▶ _Work to complete_
Read through the data and report every line in which the word "JSON" occurs.

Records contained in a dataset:

Content starts

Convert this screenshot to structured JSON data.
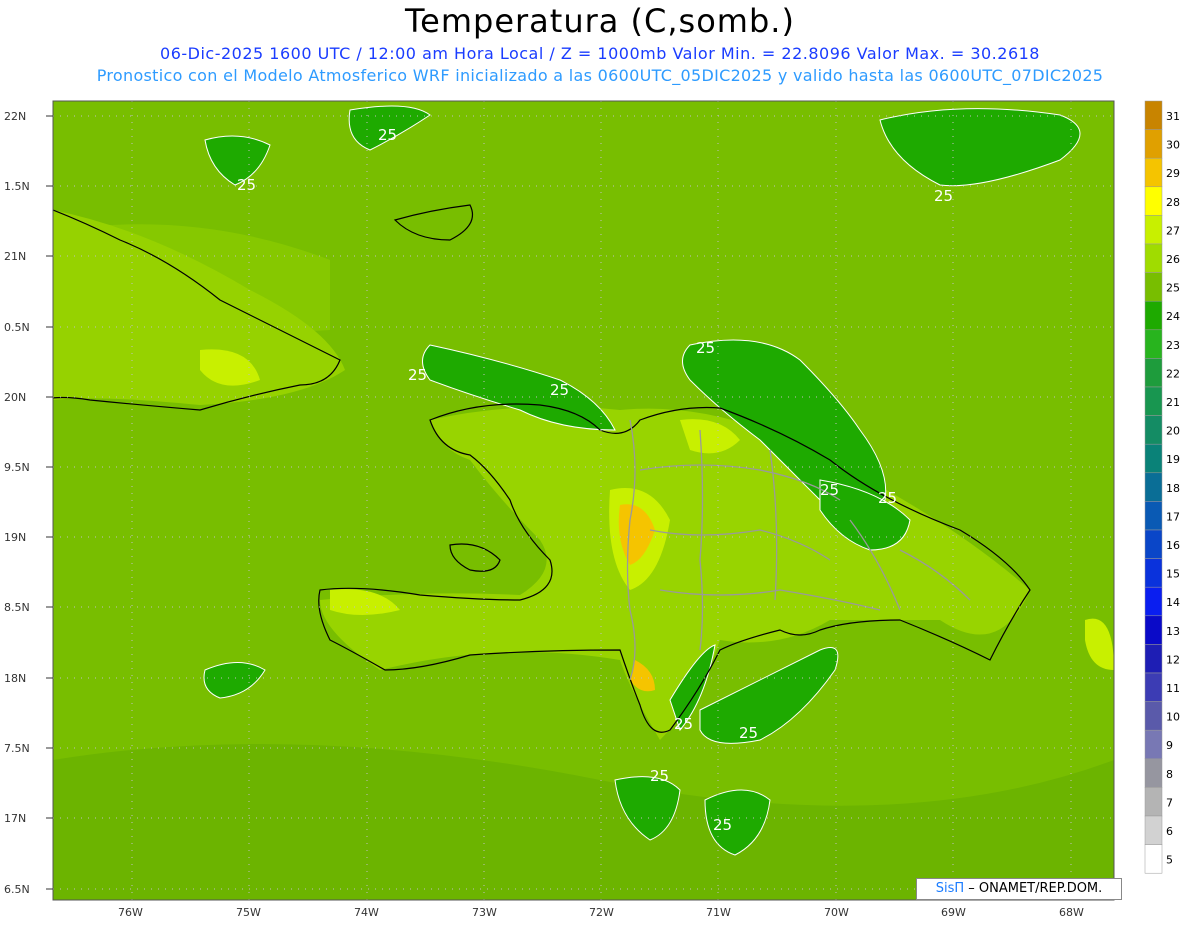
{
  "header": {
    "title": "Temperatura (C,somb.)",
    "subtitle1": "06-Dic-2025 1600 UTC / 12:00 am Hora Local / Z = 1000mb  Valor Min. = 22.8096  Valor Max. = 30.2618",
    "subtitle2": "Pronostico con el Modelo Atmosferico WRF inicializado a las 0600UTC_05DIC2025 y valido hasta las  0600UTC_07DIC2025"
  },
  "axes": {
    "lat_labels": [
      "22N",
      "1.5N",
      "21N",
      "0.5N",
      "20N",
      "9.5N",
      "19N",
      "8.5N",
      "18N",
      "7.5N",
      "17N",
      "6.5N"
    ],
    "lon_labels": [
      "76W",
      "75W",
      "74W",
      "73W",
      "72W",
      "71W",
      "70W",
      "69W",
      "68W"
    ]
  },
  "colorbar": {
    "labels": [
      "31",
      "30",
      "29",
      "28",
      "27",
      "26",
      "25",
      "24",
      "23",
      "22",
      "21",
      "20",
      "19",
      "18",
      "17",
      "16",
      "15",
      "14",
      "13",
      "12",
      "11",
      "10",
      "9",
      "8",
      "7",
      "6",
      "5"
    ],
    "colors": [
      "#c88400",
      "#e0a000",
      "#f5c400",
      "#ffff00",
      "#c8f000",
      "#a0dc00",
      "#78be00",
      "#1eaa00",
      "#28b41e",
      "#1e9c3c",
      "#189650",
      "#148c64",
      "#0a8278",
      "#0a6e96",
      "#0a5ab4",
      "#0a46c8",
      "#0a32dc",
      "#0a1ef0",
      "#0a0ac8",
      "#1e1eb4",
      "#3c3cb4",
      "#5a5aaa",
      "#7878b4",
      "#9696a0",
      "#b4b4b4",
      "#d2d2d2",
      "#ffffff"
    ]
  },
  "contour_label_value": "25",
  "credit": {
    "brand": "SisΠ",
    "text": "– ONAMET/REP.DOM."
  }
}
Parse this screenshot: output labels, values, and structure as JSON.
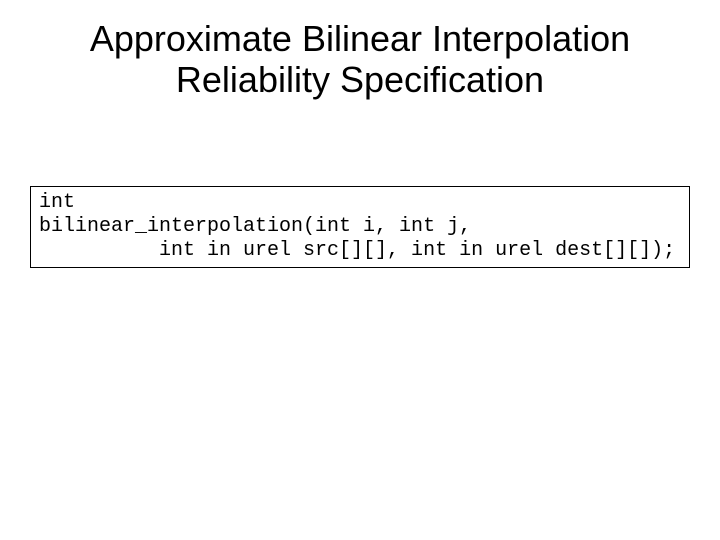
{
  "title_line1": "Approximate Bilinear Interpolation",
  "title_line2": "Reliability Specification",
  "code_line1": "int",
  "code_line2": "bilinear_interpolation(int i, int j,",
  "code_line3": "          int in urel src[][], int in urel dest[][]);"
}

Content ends

▶ _Written reply_
Convert this screenshot to structured JSON data.
Parse this screenshot: output labels, values, and structure as JSON.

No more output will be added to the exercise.